Latest revision as of 20:53, 17 February 2021

qīshí ma | 70码

“I was only going 70!” (source unknown)
Vigil for Tan Zhuo at the scene of his death (Guangzhou Daily)

Speed at which the Hangzhou police first reported a young man’s sports car was moving when he ran over a pedestrian in May 2009; crux of netizen outrage about the incident.

On May 7, 2009, Hu Bin, driving a Mitsubishi sports car, ran over Tan Zhuo as he was crossing the street at a crosswalk in Hangzhou. In the police report, officers wrote that Hu’s car was moving at “about 70 kph” (43 mph), but onlookers believed the car had been traveling at least 100 kph (62 mph). Additionally, the driver of the car was a member of the rich second generation, while the victim was a young college student from a working class family. This led netizens to suspect that the driver’s wealth influenced the police report, and prompted them to let loose their built-up resentment towards those who use their wealth and government connections for personal gain.

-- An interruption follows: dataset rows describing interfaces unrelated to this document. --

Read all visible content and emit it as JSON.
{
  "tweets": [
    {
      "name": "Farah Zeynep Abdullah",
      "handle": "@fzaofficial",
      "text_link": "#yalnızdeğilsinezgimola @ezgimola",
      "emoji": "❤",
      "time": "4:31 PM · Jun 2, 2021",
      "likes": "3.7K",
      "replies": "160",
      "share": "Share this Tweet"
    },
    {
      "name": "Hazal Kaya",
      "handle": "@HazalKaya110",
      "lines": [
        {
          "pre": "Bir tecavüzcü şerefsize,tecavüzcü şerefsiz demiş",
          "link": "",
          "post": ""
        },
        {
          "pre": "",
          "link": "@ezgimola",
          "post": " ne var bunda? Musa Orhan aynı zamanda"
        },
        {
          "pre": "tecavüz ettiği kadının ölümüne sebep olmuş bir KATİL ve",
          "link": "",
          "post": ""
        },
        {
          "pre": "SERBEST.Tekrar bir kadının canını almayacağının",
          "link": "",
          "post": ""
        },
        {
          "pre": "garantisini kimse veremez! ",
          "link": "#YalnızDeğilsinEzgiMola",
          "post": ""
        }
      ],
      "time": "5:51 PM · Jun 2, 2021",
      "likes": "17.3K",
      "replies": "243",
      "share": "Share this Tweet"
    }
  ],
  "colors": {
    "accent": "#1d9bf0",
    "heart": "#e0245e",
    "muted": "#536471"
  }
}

Perhaps because of the public outcry or the circumstances of the accident (the collision sent Tan Zhuo flying five meters [16.5 feet] high and 20 meters [65.5 feet] forward), the police department changed its estimate of Hu Bin’s speed to 100 kph, prosecuted him for the traffic accident, and sentenced him to a three-year jail term.

The event is parodied in the viral video “War of Internet Addiction,” in which the speedometer of one character’s motorcycle is designed to never display a speed higher than 70 kph. This incident also inspired netizens to add the horse of deception to the pantheon of mythical creatures.

See Also

More from CDT